Cyril Ramaphosa's election as chairperson and my election as deputy chairperson of the Constitutional Assembly (CA) were pleasant experiences. The CA would be the joint session of the national assembly and the senate -- charged to write the final constitution. This was the job for me. I was excited. This challenge invigorated me.
When Cyril and I met for the very first time in his office, I said to him: "I know the CA elected me as deputy chairperson and not as a joint chairperson. I was taught that the task of the deputy chairperson is to help the chairperson. That is exactly what I am going to do; I am going to support you to ensure that we finish our task within the prescribed time limit of two years."
That is exactly what happened. There was a great relationship between Cyril and me: I didn't discuss politics with him, I didn't negotiate NP [National Party] matters with him, we didn't socialise together -- we worked together to write the South Africa Constitution.
Two year later, on 8 May 1996, at 12:08 -- eight minutes later than planned -- the CA adjourned. The job had been done. This had been the most memorable experience of my political career. The manner Cyril made me feel part of that CA team is something I will always treasure. He never made me feel like his "deputy". He treated me like his associate -- his companion.
Two very interesting offices where allocated to Cyril and me. In the old House Assembly we were separated from our party colleagues. Cyril moved into the office formerly used by the head of state. That was the very same office in which John Vorster, 20 years earlier, had made uninspiring comments about the political future of South Africa to a group of young people I had organised to meet with him. They left that meeting disheartened. Now an ANC leader was being asked to lead a process to ensure that the legitimate political aspirations of all South Africans would be accommodated in the Constitution from that office.
Next to this office was a committee room, where the head of state used to receive delegations when Parliament was in session.
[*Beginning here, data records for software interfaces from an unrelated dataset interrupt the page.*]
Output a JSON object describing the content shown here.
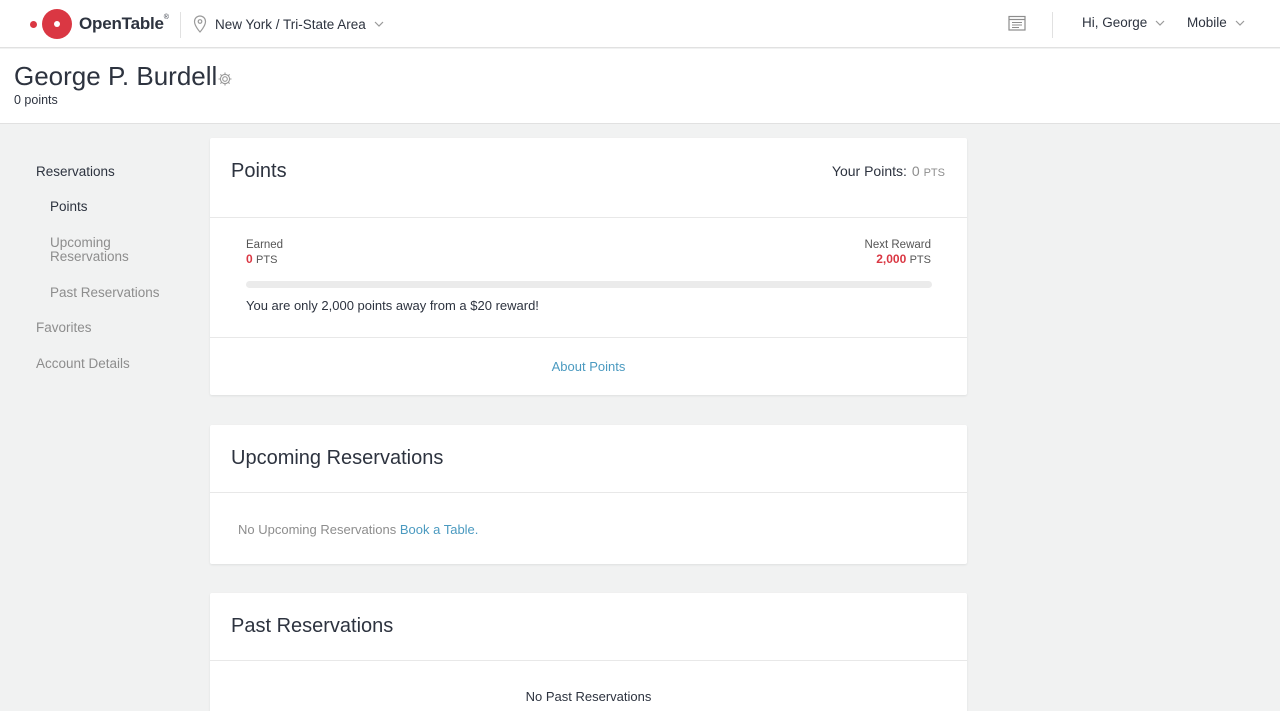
{
  "nav": {
    "brand": "OpenTable",
    "brand_mark": "®",
    "location": "New York / Tri-State Area",
    "user_greeting": "Hi, George",
    "mobile_label": "Mobile"
  },
  "profile": {
    "name": "George P. Burdell",
    "points_label": "0 points"
  },
  "sidebar": {
    "items": [
      {
        "label": "Reservations"
      },
      {
        "label": "Points"
      },
      {
        "label": "Upcoming Reservations"
      },
      {
        "label": "Past Reservations"
      },
      {
        "label": "Favorites"
      },
      {
        "label": "Account Details"
      }
    ]
  },
  "points_card": {
    "title": "Points",
    "your_points_label": "Your Points:",
    "your_points_value": "0",
    "pts_unit": "PTS",
    "earned_label": "Earned",
    "earned_value": "0",
    "next_reward_label": "Next Reward",
    "next_reward_value": "2,000",
    "progress_fraction": 0,
    "message": "You are only 2,000 points away from a $20 reward!",
    "about_link": "About Points"
  },
  "upcoming_card": {
    "title": "Upcoming Reservations",
    "empty_text": "No Upcoming Reservations",
    "book_link": "Book a Table."
  },
  "past_card": {
    "title": "Past Reservations",
    "empty_text": "No Past Reservations"
  },
  "colors": {
    "brand_red": "#da3743",
    "link_blue": "#4b9ac0",
    "background": "#f1f2f2"
  }
}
I had been in that very same committee room where PW Botha received delegations from the House of Delegates and the House of Representatives -- he scolded them because they didn't take a firm stand against the communist onslaught and they didn't support him when he pushed further security legislation through Parliament.
It was in that office that the executive of the CA met every week to manage the CA process so that it would remain on track.
Often when I visited Ramaphosa in his office or sat in the committee room under his stewardship, I could see Vorster and Botha in my mind's eye; sometimes I had mock debates with them about the current events. I frequently had to pinch myself to appreciate how profound the changes were that I was privileged to witness at close range.
My office was immediately above Ramaphosa's office. Earlier occupants of that office had been NP heavyweights: Fanie Botha, Piet Koornhof and FW de Klerk. Their ghosts were not as active as the ghosts in Cyril's office.
The offices that Ramaphosa and I occupied far from our colleagues probably contributed to the fact that we were both looking for other pastures when our task at the CA was done.